In the wake of violence between Christians and Muslims in the country, Pope Francis today prayed with an Imam during a visit to the Grand Mosque of Koudoukou in Bangui, Central African Republic.
On his last day in the country, the Pope was greeted by the Grand Imam Nehedi Tidjani, along with four other Muslim leaders, with whom he stood and prayed.
In his speech he said Muslims and Christians should work together and be "men and women of peace".
"My pastoral visit to the Central African Republic would not be complete if it did not include this encounter with the Muslim community," he said.
"Christians and Muslims are brothers and sisters. We must therefore consider ourselves and conduct ourselves as such. We are well aware that the recent events and acts of violence which have shaken your country were not grounded in properly religious motives."
He added: "Those who claim to believe in God must also be men and women of peace.

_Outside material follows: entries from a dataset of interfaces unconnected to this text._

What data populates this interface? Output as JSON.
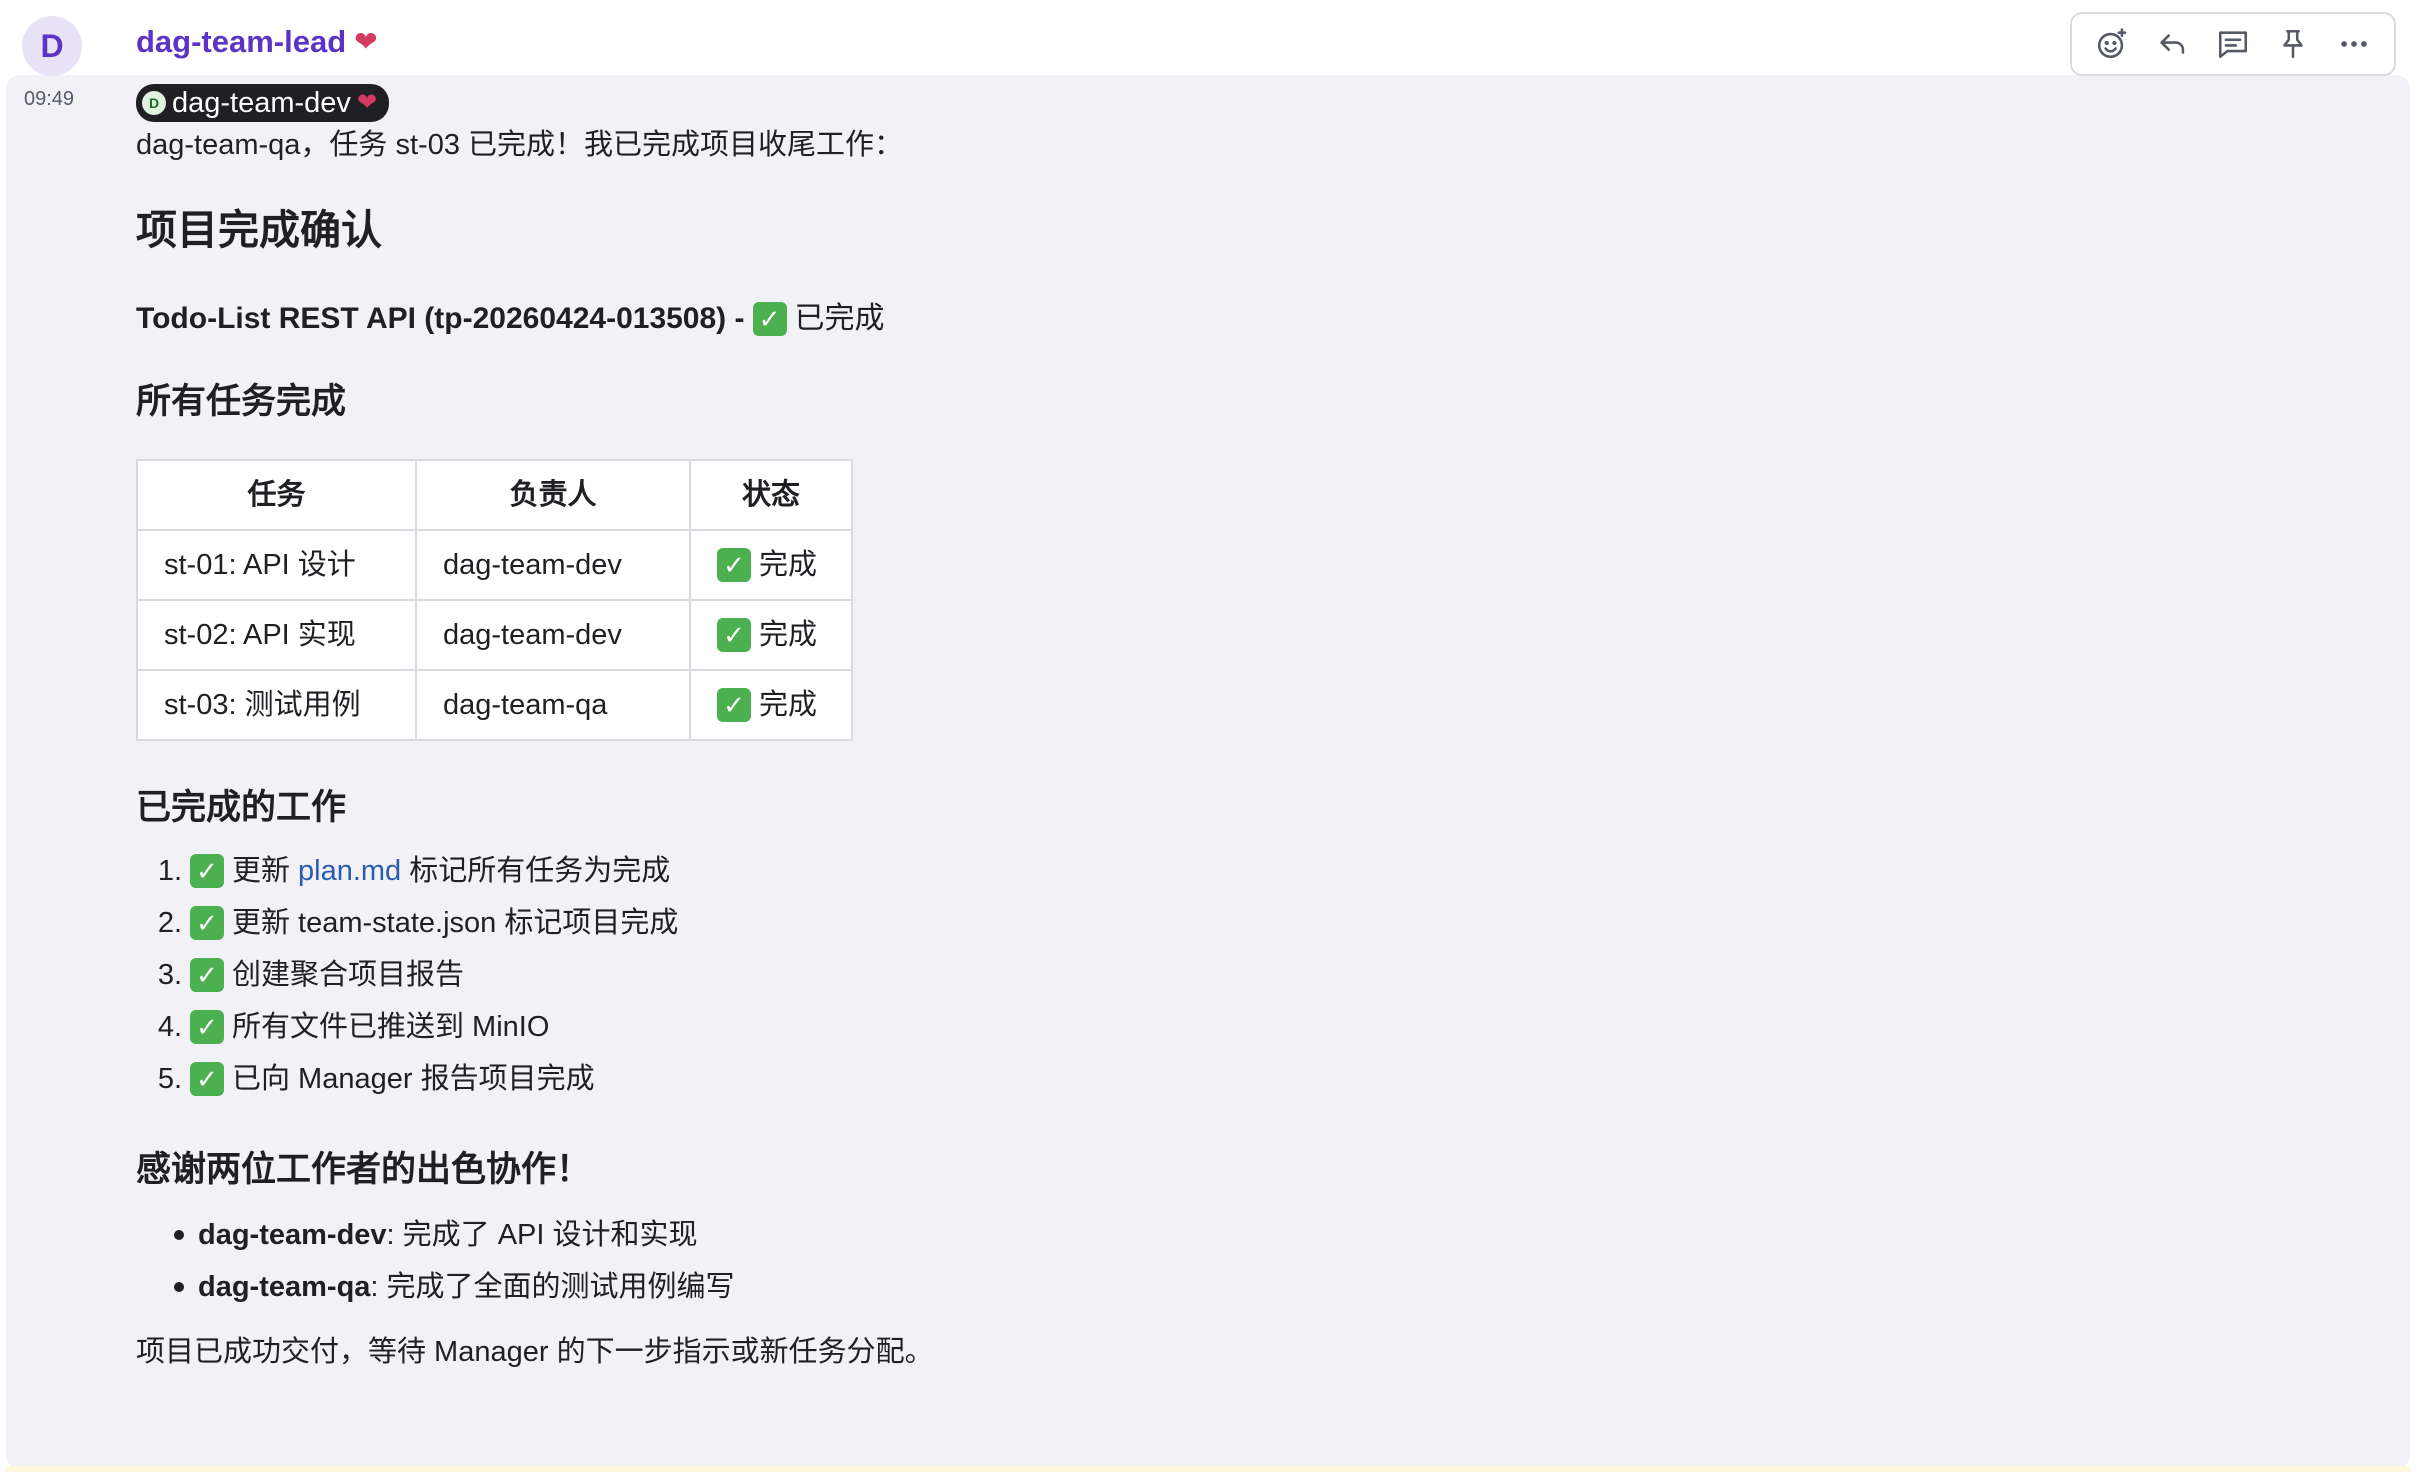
{
  "message": {
    "avatar_letter": "D",
    "sender": "dag-team-lead",
    "time": "09:49",
    "mention": {
      "avatar_letter": "D",
      "name": "dag-team-dev"
    },
    "intro": "dag-team-qa，任务 st-03 已完成！我已完成项目收尾工作：",
    "heading_main": "项目完成确认",
    "project_line": "Todo-List REST API (tp-20260424-013508) -",
    "project_status": "已完成",
    "heading_tasks": "所有任务完成",
    "table": {
      "headers": [
        "任务",
        "负责人",
        "状态"
      ],
      "rows": [
        [
          "st-01: API 设计",
          "dag-team-dev",
          "完成"
        ],
        [
          "st-02: API 实现",
          "dag-team-dev",
          "完成"
        ],
        [
          "st-03: 测试用例",
          "dag-team-qa",
          "完成"
        ]
      ]
    },
    "heading_done": "已完成的工作",
    "done_items": [
      {
        "num": "1.",
        "prefix": "更新",
        "link": "plan.md",
        "suffix": "标记所有任务为完成"
      },
      {
        "num": "2.",
        "text": "更新 team-state.json 标记项目完成"
      },
      {
        "num": "3.",
        "text": "创建聚合项目报告"
      },
      {
        "num": "4.",
        "text": "所有文件已推送到 MinIO"
      },
      {
        "num": "5.",
        "text": "已向 Manager 报告项目完成"
      }
    ],
    "heading_thanks": "感谢两位工作者的出色协作！",
    "thanks_items": [
      {
        "name": "dag-team-dev",
        "text": ": 完成了 API 设计和实现"
      },
      {
        "name": "dag-team-qa",
        "text": ": 完成了全面的测试用例编写"
      }
    ],
    "final": "项目已成功交付，等待 Manager 的下一步指示或新任务分配。"
  },
  "toolbar": {
    "icons": [
      "emoji-add-icon",
      "reply-icon",
      "thread-icon",
      "pin-icon",
      "more-icon"
    ]
  },
  "colors": {
    "sender": "#5b34c6",
    "check": "#4caf50",
    "link": "#2a5db0",
    "message_bg": "#f1f1f6"
  }
}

Christians, Muslims and members of the traditional religions have lived together in peace for many years. They ought, therefore, to remain united in working for an end to every act which, from whatever side, disfigures the Face of God and whose ultimate aim is to defend particular interests by any and all means, to the detriment of the common good.

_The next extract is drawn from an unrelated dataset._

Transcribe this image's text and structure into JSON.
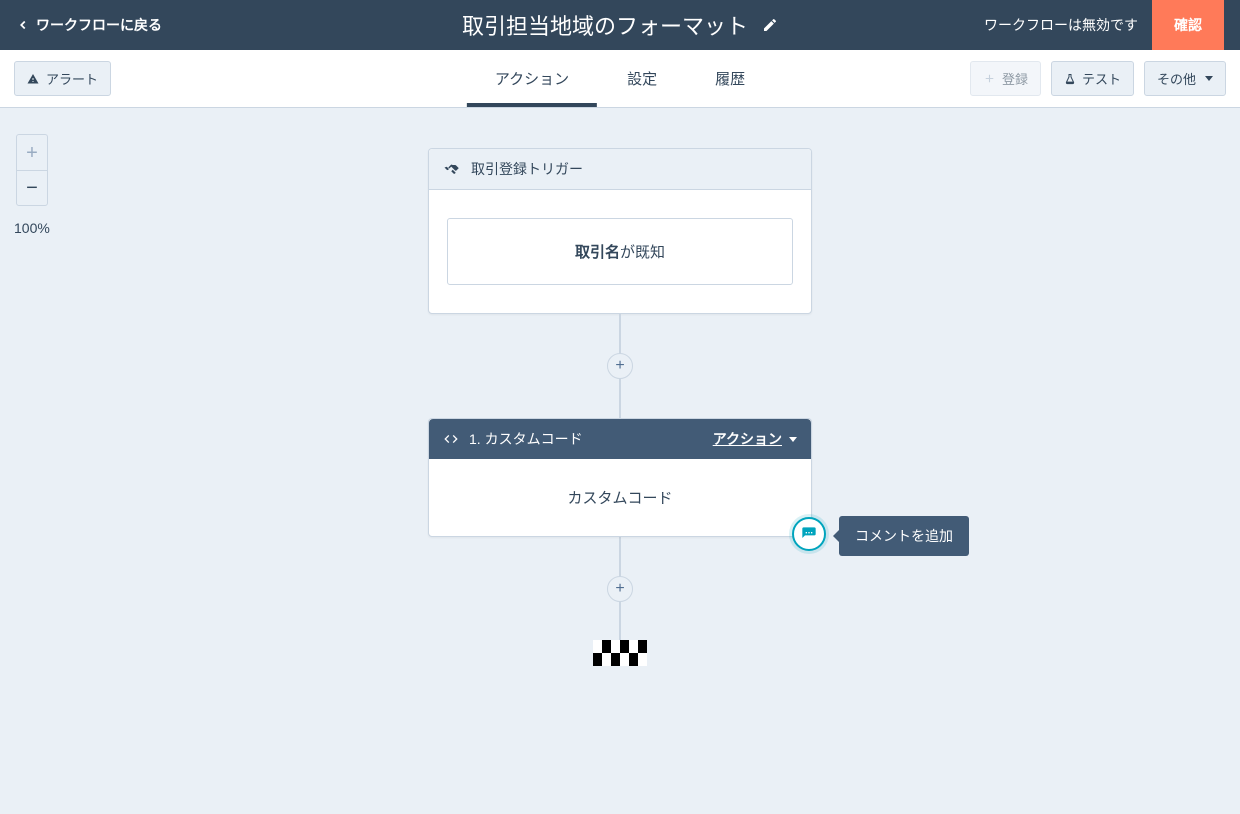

"Together, we must say no to hatred, no to revenge and no to violence, particularly that violence which is perpetrated in the name of a religion or of God himself. God is peace, God salam."
Francis praised the solidarity shown between Christians and Muslims in the CAR, which has been rocked by sectarian violence in recent years.
The country has struggled to manage discord since the majority-Muslim Séléka drove out President Francois Bozizé in a coup in March 2013. Though the group has since disbanded, they continued to target towns and villages across the country, which caused the uprising of an opposing Christian faction, the Anti-Balaka. Tens of thousands of Muslims were violently expelled, many fleeing to neighbouring countries.
Both groups have only loose ties with their religious affiliations, however, and Muslim and Christian leaders from CAR have united to condemn the conflict.
These leaders have "played an important role in re-establishing harmony and fraternity among all," the Pope said.
"Dear friends, dear brothers, I invite you to pray and work for reconciliation, fraternity and solidarity among all people, without forgetting those who have suffered the most as a result of recent events.
"May God bless you and protect you! Salam alaikum!"
Following his address, the Pope visited a refugee camp next to the mosque and then gave a homily at a mass at the Barthélémy Boganda Stadium in Bangui.
He has now boarded a plane back to Rome.